Hebron, Sansana, South Hebron Hills, Tue 17.11.09, Morning
Translation: Bracha B.A.
Today there was rain, drizzling, and then the rain stopped, but it was enough to make a lot of agricultural workers return home and miss the day's work. At the crossing there is no line at all, and whoever arrives goes through immediately. One busload of families going to visit prisoners is already here, waiting for the Red Cross person to arrive at 07:00. They will then cross over. To avoid crowding at the checkpoint they have begun to open it every day at 04:00 and if the inspection booths operate properly there is no lineup. S., the CP's manager, tells us that they are expanding the parking lot and that on Friday there was a vegetable market there. R., the CP's operations manager, will be responsible for the CP at Metzudot Yehudah–Beit Yatir that will be transferred to the Border Crossings Authority in two weeks' time. Only merchandise and Palestinian workers who work at Har Amsha and in the settlements of Beit Yatir will cross here. Sand trucks that cross over “back to back” are working at top speed.
There is heavy fog and children are walking to school on the side of the road. At the curve beneath Beit Hagai, a huge truck with a trailer is stuck at the bend and a jeep with soldiers stops to see what happened. They are inside the jeep and the Palestinians are trying to move the truck. The pillboxes at Dura Alfawwar and the Sheep's Junction are all manned. Big Brother above is sleeping.
The Pharmacy CP: Children’s school bags are still being checked – the boys’ school principal tells us that this year the checkpoints are much better. At least one class of boys has gone to the girls’ school to take boxes of food that were sent there by UNWRA as the food cannot be brought by car due to the checkpoints' width, and a wagon is not permitted through either. He also told us that Anat Cohen is no longer driving her car around the school trying to terrify the children as we saw last week.
Work is being done on the infrastructure on the road leading to the Moslem entrance to the Patriarchs' Cave: The loudspeakers from Beit Gutnick are quiet today.
Curve 160: Four Border Police soldiers leaning against their jeep… and everyone continues on their way in this nightmarish city. At the opening to the Olive Crossing there are bright red warning signs telling people not to enter the Palestinian Authority and traffic is moving smoothly.

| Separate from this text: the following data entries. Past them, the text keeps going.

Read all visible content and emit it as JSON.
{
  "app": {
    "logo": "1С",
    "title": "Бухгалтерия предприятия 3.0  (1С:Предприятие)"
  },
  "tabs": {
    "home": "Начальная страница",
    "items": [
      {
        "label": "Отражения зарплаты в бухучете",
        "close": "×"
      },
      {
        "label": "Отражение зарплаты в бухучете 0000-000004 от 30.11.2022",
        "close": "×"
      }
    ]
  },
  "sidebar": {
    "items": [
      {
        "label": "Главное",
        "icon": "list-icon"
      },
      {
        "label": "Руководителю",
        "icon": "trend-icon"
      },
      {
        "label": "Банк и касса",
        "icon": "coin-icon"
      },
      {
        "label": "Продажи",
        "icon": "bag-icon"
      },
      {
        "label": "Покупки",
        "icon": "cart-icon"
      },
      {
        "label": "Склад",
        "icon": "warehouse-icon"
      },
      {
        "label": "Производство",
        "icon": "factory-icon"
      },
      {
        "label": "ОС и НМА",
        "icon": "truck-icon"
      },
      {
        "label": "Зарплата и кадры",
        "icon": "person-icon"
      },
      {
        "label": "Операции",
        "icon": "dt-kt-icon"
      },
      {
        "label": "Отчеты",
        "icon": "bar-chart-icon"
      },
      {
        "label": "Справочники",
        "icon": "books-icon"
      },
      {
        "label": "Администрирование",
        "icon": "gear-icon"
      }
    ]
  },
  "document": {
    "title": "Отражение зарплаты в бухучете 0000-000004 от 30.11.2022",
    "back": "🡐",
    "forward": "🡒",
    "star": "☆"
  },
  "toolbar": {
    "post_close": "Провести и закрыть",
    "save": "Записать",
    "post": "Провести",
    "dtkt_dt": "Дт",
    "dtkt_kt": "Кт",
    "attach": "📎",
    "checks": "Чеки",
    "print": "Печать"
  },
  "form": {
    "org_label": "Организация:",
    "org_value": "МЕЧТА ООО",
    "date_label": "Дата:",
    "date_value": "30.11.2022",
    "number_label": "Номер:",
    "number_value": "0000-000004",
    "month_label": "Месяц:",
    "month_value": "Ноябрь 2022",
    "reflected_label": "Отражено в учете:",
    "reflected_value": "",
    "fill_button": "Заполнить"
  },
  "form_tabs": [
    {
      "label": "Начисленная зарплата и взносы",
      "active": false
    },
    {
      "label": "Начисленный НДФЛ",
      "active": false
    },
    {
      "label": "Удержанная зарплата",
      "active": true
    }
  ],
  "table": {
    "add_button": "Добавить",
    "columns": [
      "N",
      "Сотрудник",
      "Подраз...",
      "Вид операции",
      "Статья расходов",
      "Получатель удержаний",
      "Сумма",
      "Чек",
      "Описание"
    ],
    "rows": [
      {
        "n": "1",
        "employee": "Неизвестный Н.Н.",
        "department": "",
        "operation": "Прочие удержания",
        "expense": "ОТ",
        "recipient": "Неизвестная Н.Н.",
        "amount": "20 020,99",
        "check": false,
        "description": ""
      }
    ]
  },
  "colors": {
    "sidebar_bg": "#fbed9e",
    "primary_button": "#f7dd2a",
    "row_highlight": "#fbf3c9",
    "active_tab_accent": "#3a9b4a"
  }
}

The guys at the grocery store tell us that every day of the week soldiers come down from the pillboxes to erect a checkpoint on the side of Idna, causing great traffic jams: they then block the road for anpit half an hour and leave.
Tarquomiya: When we went through there were no longer any people queuing and about 12 trucks were waiting to enter. There were no trucks at the upper parking lot, suggesting that waiting time was not too bad.
Negohot: A beautiful new road has opened from the entrance junction to Lachish and Amatzia to the Shoket Junction. The road is on the western side of the partition wall that runs along the green line at this point, except for several instances -- such as, e.g. next to the quarry owned by Omri Sharon, or the settlement Negohot. The wall also is not entirely finished on the section from Dahariyya to Ramadin and Lahav. Since it was reported on the news yesterday that illegal buildings were being demolished in Negohot (everything is illegal and unjust there) and soldiers from the Nachshon Brigade had protested against evacuation of Jewish settlements, we decided to go in and see what was going on.
First of all there is a checkpoint, two reservists are guarding and not everyone can enter. We had to invent a story that we had come to visit a friend and we removed the “Machsom Watch” sign from the transit and hid our tags. After our ID cards were checked they moved the red bricks and let us in. We drove around for a while and reached the old Road 358 that connects Beit Awa to Siqa where the Beit Awa checkpoint used to be. The pillbox is still there and still manned but the yellow gates are open and Palestinians can drive on the road as far as Dahariyya. There are no signs marking Area A. There are a few Palestinian families living on both sides of the road leading to Negohot, which is actually a Palestinian road leading to Dura. The Supreme Court has recently ruled that this cp has to be removed, however, the people at Negohot evidently have their own ideas.
To the right of the road there is a sign pointing to the Negohot B neighborhood. They call it Givat Habustan, or “Garden Hill” and it was built in 2002. There are five buildings, two of which are wooden cabins that look like pretty vacation cabins. Farther up the hill stands Negohot A, a fairly large settlement. Behind it is a green gate with a Palestinian village behind it, but that gate is closed!!! Remember that the Supreme Court ruled that it was to be opened?? The gate is closed and locked, and we see a settler coming from the other side of the gate about to enter the settlement from the Palestinian village's direction. HE opens the gate with a key. On the other side of the gate is the illegal settlement and only a settler has the key. We photographed what we could and left. We gave all the information to Hagit from Peace Now and we will see what will happen. The entire area looks very pastoral… and on the other hand we see the horrible occupation of the settlers.